Sonic Identity at the Margins is an anthology that explores “how marginalized identities manifest in music and sound,” the authors write, shaping our society from the 19th century until now. The book, featuring works from four University of Richmond faculty, aims to bring awareness and to disrupt identity-based stereotypes, including race, ethnicity, gender, sexuality, and ability, in music and media.

The anthology was co-edited by University of Richmond music professors Joanna K. Love and Jessie Fillerup and features chapters from UR colleagues, Andy McGraw, associate professor and chair of the Department of Music, and Bert Ashe, professor of English and Africana studies advisory board member.

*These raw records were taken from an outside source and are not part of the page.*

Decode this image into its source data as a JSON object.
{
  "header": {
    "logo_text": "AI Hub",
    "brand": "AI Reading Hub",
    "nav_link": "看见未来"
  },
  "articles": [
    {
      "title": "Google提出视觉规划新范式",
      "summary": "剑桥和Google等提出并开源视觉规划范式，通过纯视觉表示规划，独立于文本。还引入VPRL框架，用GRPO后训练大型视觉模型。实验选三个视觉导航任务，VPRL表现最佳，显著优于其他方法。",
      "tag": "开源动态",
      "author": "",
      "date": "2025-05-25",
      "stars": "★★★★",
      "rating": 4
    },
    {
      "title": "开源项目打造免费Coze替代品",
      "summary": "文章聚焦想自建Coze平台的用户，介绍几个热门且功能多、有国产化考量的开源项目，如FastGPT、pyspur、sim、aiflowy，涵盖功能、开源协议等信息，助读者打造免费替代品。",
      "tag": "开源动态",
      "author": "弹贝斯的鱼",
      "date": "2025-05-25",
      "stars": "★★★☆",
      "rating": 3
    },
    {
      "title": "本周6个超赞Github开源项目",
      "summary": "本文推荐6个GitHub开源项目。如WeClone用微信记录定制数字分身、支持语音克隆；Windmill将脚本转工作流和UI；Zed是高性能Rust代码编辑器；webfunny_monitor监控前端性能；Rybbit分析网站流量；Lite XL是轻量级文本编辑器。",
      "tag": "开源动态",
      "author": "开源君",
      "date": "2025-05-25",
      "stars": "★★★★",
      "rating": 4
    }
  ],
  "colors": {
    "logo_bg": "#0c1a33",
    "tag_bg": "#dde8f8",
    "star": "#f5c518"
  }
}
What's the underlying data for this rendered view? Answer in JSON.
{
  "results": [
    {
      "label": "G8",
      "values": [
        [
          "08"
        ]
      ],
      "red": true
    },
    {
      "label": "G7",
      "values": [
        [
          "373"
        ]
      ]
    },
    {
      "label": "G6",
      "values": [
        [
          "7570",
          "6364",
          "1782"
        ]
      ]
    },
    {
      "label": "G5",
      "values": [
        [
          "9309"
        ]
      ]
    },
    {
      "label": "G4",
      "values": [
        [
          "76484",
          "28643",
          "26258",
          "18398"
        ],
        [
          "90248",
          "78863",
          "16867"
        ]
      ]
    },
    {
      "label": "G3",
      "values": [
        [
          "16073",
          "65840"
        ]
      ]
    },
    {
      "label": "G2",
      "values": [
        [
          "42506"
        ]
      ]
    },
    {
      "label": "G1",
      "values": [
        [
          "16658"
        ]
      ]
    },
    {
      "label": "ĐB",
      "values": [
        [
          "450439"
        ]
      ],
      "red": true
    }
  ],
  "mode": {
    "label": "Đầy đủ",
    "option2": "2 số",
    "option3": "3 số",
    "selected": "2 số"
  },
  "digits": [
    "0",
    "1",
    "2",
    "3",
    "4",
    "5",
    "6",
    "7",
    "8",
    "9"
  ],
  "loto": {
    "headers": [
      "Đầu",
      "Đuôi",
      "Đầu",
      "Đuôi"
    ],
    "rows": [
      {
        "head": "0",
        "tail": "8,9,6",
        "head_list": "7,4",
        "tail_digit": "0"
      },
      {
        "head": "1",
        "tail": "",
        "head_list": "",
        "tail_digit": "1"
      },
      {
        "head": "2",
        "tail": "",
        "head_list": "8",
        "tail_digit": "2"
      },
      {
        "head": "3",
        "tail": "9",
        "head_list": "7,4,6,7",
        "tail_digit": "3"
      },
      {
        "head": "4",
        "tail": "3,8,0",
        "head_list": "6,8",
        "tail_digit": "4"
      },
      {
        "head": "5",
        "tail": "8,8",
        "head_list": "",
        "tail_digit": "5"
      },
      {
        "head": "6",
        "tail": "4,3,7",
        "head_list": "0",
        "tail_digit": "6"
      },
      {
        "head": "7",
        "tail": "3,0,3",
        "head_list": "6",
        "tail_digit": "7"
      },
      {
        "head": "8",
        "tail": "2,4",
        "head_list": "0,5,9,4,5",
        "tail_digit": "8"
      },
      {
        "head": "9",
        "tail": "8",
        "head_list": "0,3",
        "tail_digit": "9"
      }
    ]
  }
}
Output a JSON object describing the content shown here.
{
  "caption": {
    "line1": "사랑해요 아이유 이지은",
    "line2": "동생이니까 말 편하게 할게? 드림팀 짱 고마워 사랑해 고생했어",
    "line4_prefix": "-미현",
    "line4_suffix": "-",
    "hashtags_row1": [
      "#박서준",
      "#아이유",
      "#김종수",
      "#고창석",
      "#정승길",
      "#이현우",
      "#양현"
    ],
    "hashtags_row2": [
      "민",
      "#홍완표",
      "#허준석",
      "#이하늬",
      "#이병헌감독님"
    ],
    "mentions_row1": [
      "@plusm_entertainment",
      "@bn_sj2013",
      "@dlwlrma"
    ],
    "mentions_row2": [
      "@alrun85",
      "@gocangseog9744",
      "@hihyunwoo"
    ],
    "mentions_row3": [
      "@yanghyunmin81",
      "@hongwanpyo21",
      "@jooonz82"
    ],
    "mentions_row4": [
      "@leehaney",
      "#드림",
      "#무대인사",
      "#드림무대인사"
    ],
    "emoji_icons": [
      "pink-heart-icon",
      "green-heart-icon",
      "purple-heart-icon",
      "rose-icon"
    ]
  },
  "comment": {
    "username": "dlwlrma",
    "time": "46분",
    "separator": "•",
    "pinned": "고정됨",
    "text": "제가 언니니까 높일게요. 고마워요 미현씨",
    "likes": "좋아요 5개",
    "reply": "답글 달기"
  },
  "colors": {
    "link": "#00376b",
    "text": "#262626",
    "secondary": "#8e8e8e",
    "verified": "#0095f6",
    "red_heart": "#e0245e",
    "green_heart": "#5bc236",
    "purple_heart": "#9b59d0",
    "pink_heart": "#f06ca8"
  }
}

Ashe is also the author of Twisted: My Dreadlocks Chronicle, which was featured in a question on Jeopardy earlier this year.  The personal account traces Ashe’s experience and issues surrounding Black male identity through cultural perceptions of hair.

Dozens of recent media reports related to legislation on the use of rap lyrics in court have cited Rap on Trial, which was co-authored by liberal arts professor Erik Nielson. The book looks at rap lyrics used as criminal evidence in cases against young men of color. Nielson also helped write the legislation.

And on the lighter side, Yesternight is an illustrated book by Linda Hobgood, longtime director of the Speech Center and a faculty member in rhetoric and communication studies. A fellow Spider, UR alum Sarah Muse, created the drawings for the book. 

The publisher describes Yesternight as the story of a girl who spends “four seasons filled with exciting daytime adventures that inspire her imagination and lead to wondrous nighttime escapades, travel to make-believe places, moonlight rides and dancing with stuffed animals that come alive on starlit nights.”